Cabinet rejects environment minister’s appeal against Eilat rail line

The cabinet first approved plans for the 260-kilometer line, which will stretch from Beersheba to Eilat, on October 6.

The Negev desert may soon be traversed by a rail line to Eilat (photo credit: Dov Grinblatt)
The Negev desert may soon be traversed by a rail line to Eilat
(photo credit: Dov Grinblatt)
The cabinet on Sunday rejected an appeal by Environmental Protection Minister Amir Peretz against the approval of a rail line connecting the country’s center to Eilat.
The cabinet first approved plans for the 260-kilometer line, which will stretch from Beersheba to Eilat, on October 6. Cabinet approval followed authorization by the National Council for Planning and Building in March, after a February decision by the Southern District Committee for Planning and Building approving the final stretch of the rail line from Dimona to Hatzeva. Environmentalists, including ecologists from the Israel Nature and Parks Authority, had particularly opposed that final stretch, claiming that placing the rail line there would be destructive to nature that has thrived since the biblical era.
“It is impossible to discuss the train route and approve it when we do not know how it will connect to its final destination,” Peretz said. “Thus far, about a million shekels have been invested in planning the project and no one is willing to say how the train will arrive at Eilat – on trucks or via a new port constructed north of Eilat.”
Although the train is supposed to be used as a land bridge between Eilat and the Mediterranean Sea, it is expected to make its final stop north of Eilat, the Environment Ministry explained.
Cargo would therefore have to arrive at the train station either via trucks or by means of a deepwater channel from the Gulf of Eilat northward – the latter which environmentalists argue could destroy the bay’s coral reef. In their October 6 decision, Peretz argued that ministers approved the plan without either a vote on this route or an environmental impact assessment.

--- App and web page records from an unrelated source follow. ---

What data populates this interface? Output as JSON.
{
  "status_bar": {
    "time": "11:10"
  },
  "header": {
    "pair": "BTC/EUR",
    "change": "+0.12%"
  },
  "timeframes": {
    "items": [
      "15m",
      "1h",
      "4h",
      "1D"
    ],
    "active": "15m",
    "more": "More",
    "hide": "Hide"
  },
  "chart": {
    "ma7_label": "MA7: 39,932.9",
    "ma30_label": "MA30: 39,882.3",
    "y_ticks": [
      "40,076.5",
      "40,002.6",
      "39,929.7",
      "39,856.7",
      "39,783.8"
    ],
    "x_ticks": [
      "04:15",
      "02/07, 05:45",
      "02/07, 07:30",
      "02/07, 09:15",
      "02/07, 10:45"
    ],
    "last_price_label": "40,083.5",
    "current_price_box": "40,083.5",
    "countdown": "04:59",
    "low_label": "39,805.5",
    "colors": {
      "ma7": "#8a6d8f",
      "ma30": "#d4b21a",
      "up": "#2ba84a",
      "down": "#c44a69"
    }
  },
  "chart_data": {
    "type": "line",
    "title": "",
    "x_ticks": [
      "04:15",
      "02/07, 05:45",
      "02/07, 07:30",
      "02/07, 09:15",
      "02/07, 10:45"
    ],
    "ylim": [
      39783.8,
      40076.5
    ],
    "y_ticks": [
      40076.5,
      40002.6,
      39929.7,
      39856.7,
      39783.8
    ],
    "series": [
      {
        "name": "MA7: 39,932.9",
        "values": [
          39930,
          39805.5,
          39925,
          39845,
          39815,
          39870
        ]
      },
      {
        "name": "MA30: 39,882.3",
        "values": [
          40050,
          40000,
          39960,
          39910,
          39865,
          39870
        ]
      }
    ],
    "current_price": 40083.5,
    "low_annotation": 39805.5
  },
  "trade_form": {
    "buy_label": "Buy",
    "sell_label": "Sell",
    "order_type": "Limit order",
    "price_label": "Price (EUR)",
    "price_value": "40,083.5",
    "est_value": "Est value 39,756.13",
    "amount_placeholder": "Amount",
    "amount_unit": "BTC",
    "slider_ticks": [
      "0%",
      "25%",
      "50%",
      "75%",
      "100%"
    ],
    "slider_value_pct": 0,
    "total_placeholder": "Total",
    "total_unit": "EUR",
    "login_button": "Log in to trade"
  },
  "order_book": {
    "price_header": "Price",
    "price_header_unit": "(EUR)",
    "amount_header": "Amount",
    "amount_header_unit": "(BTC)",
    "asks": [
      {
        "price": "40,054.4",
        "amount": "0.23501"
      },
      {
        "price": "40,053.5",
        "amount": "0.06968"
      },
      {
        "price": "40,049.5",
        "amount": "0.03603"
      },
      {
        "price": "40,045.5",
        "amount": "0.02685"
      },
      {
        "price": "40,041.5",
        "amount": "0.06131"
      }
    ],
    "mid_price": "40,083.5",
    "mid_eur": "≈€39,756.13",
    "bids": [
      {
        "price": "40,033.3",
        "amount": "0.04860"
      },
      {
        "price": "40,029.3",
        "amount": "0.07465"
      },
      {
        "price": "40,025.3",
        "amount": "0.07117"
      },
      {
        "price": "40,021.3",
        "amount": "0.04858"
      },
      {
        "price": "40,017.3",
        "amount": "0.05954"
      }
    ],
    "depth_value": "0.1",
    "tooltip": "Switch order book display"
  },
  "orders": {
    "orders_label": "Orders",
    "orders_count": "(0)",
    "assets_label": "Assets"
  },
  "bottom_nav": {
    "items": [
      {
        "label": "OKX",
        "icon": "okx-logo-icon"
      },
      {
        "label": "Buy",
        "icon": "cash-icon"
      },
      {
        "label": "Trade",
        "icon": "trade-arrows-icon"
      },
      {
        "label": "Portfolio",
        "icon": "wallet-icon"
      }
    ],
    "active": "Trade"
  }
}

Peretz’s appeal on Sunday was rejected by a majority of the ministers, with 11 voting against and five in favor, the Environment Ministry said.
In addition to Peretz, one of the other five ministers to support his appeal on Sunday was allegedly Finance Minister Yair Lapid, according to the Society for the Protection of Nature in Israel (SPNI).
Transportation Minister Yisrael Katz, on the other hand, has long hailed the project as one of strategic national importance, which would not only increase tourism but would also enable the passage of goods from Asia to Israel and on to Europe.
“The project will provide the basis for a rail link between the Red Sea and the Mediterranean Sea and between Eilat Port and the ports of Ashdod and Haifa, and will enable the transfer of cargo to Eilat and from there to the train, while taking advantage of the train for long distances and simultaneously reducing road congestion,” Katz said, following the the rejection of Peretz’s appeal.
Prior to Sunday’s cabinet meeting, Social and Environmental lobby chairman MK Dov Henin (Hadash) sent a letter to the ministers, urging them to halt planning of the project in order to allow for extensive feasibility testing.
In his letter, Henin described how extensive research conducted by SPNI and the Shasha Center for Strategic Studies has demonstrated that the rail line would lead to “unprecedented environmental damage in the Negev and Arava and even the extinction of the coral reef in the Gulf of Eilat as a result of mining at port, which is required for the construction of a land bridge.”
The SPNI and Shasha Center report, submitted to the Knesset Internal Affairs and Environment Committee on October 21, highlighted many additional environmental and financial risks associated with building the line.
In addition to describing potential environmental repercussions, Henin wrote in his letter how a train ticket would likely be so pricey that families may prefer to fly or to drive in private vehicles to Eilat on Route 90.
Henin suggested that the tens of billions of shekels required for the project instead be allocated for education, health, welfare, and the struggle against poverty.
“A train that passes through the Negev at more than 200 kilometers per hour will not contribute anything to its residents,” Henin wrote. “The development of such an extensive and expensive project will involve shifting serious resources and will constitute an insufferable economic burden on society in Israel.”
The leaders of SPNI likewise sent a letter to the ministers prior to their Sunday meeting, stressing that this would be “the largest and most expensive transportation project ever undertaken in Israel,” with potentially enormous implications. Plans for building the railway largely progressed during the previous government, and a wealth of new information has become available, the organization said.
In support of Peretz’s appeal, students from the Arava Institute for Environmental Studies protested the project’s advancement on Sunday morning, standing in the desert with signs reading “Stop the Train – Save Eilat.”
“When the reef will be destroyed, with it will be destroyed tourism to Eilat, no matter how fast tourists can arrive from Tel Aviv,” said Hagar Ben Shlomo, Arava coordinator for Green Course – a nationwide student environmental movement.
In order to improve transportation in the area, the Transportation Ministry should direct funds into establishing more public transportation within the Negev, rather than constructing the train, Ben Shlomo argued.